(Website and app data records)
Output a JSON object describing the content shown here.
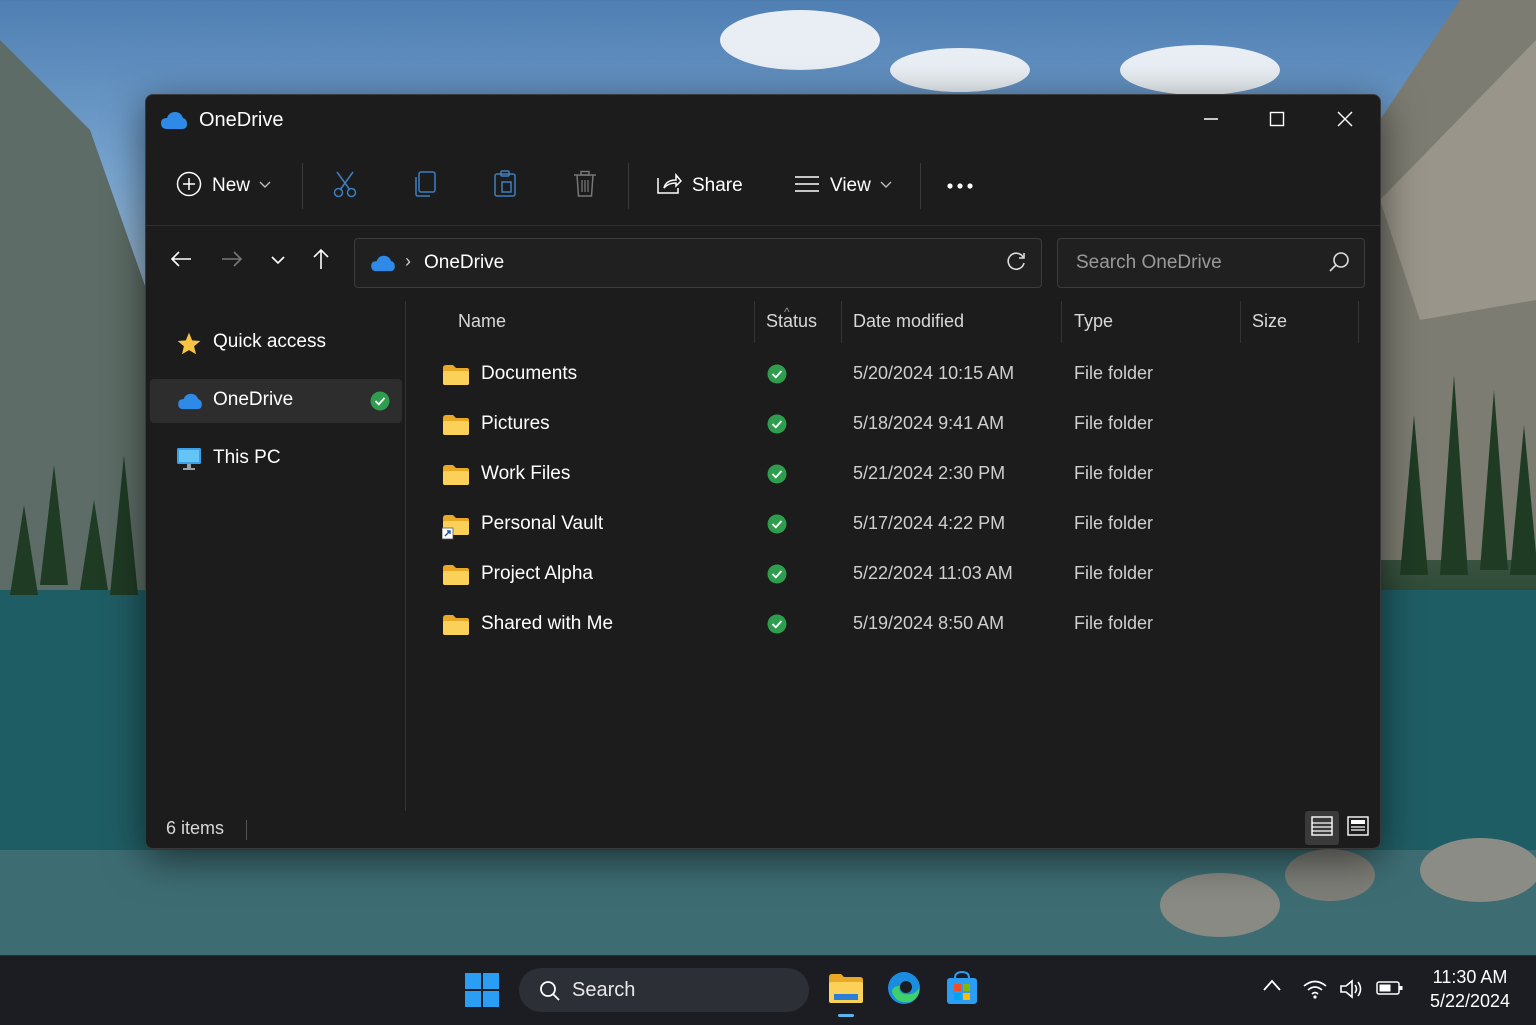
{
  "window": {
    "title": "OneDrive",
    "controls": [
      "minimize",
      "maximize",
      "close"
    ]
  },
  "toolbar": {
    "new_label": "New",
    "share_label": "Share",
    "view_label": "View",
    "icons": [
      "plus-circle-icon",
      "cut-icon",
      "copy-icon",
      "paste-icon",
      "delete-icon",
      "share-icon",
      "view-icon",
      "more-icon"
    ]
  },
  "nav": {
    "address": "OneDrive",
    "search_placeholder": "Search OneDrive"
  },
  "sidebar": {
    "items": [
      {
        "label": "Quick access",
        "icon": "star-icon",
        "selected": false
      },
      {
        "label": "OneDrive",
        "icon": "cloud-icon",
        "selected": true,
        "status": "synced"
      },
      {
        "label": "This PC",
        "icon": "monitor-icon",
        "selected": false
      }
    ]
  },
  "columns": {
    "name": "Name",
    "status": "Status",
    "date": "Date modified",
    "type": "Type",
    "size": "Size"
  },
  "files": [
    {
      "name": "Documents",
      "status": "synced",
      "date": "5/20/2024 10:15 AM",
      "type": "File folder"
    },
    {
      "name": "Pictures",
      "status": "synced",
      "date": "5/18/2024 9:41 AM",
      "type": "File folder"
    },
    {
      "name": "Work Files",
      "status": "synced",
      "date": "5/21/2024 2:30 PM",
      "type": "File folder"
    },
    {
      "name": "Personal Vault",
      "status": "synced",
      "date": "5/17/2024 4:22 PM",
      "type": "File folder",
      "shortcut": true
    },
    {
      "name": "Project Alpha",
      "status": "synced",
      "date": "5/22/2024 11:03 AM",
      "type": "File folder"
    },
    {
      "name": "Shared with Me",
      "status": "synced",
      "date": "5/19/2024 8:50 AM",
      "type": "File folder"
    }
  ],
  "statusbar": {
    "count": "6 items"
  },
  "taskbar": {
    "search_label": "Search",
    "apps": [
      "file-explorer-icon",
      "edge-icon",
      "store-icon"
    ],
    "time": "11:30 AM",
    "date": "5/22/2024"
  },
  "colors": {
    "window_bg": "#1c1c1c",
    "accent": "#0f6cbd",
    "folder": "#f4c542",
    "sync_ok": "#2e9e4e",
    "taskbar_bg": "#1b1d22"
  }
}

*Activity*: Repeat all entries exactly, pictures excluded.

*Task solution*:
Output a JSON object describing the content shown here.
{
  "window": {
    "title": "OneDrive",
    "controls": [
      "minimize",
      "maximize",
      "close"
    ]
  },
  "toolbar": {
    "new_label": "New",
    "share_label": "Share",
    "view_label": "View",
    "icons": [
      "plus-circle-icon",
      "cut-icon",
      "copy-icon",
      "paste-icon",
      "delete-icon",
      "share-icon",
      "view-icon",
      "more-icon"
    ]
  },
  "nav": {
    "address": "OneDrive",
    "search_placeholder": "Search OneDrive"
  },
  "sidebar": {
    "items": [
      {
        "label": "Quick access",
        "icon": "star-icon",
        "selected": false
      },
      {
        "label": "OneDrive",
        "icon": "cloud-icon",
        "selected": true,
        "status": "synced"
      },
      {
        "label": "This PC",
        "icon": "monitor-icon",
        "selected": false
      }
    ]
  },
  "columns": {
    "name": "Name",
    "status": "Status",
    "date": "Date modified",
    "type": "Type",
    "size": "Size"
  },
  "files": [
    {
      "name": "Documents",
      "status": "synced",
      "date": "5/20/2024 10:15 AM",
      "type": "File folder"
    },
    {
      "name": "Pictures",
      "status": "synced",
      "date": "5/18/2024 9:41 AM",
      "type": "File folder"
    },
    {
      "name": "Work Files",
      "status": "synced",
      "date": "5/21/2024 2:30 PM",
      "type": "File folder"
    },
    {
      "name": "Personal Vault",
      "status": "synced",
      "date": "5/17/2024 4:22 PM",
      "type": "File folder",
      "shortcut": true
    },
    {
      "name": "Project Alpha",
      "status": "synced",
      "date": "5/22/2024 11:03 AM",
      "type": "File folder"
    },
    {
      "name": "Shared with Me",
      "status": "synced",
      "date": "5/19/2024 8:50 AM",
      "type": "File folder"
    }
  ],
  "statusbar": {
    "count": "6 items"
  },
  "taskbar": {
    "search_label": "Search",
    "apps": [
      "file-explorer-icon",
      "edge-icon",
      "store-icon"
    ],
    "time": "11:30 AM",
    "date": "5/22/2024"
  },
  "colors": {
    "window_bg": "#1c1c1c",
    "accent": "#0f6cbd",
    "folder": "#f4c542",
    "sync_ok": "#2e9e4e",
    "taskbar_bg": "#1b1d22"
  }
}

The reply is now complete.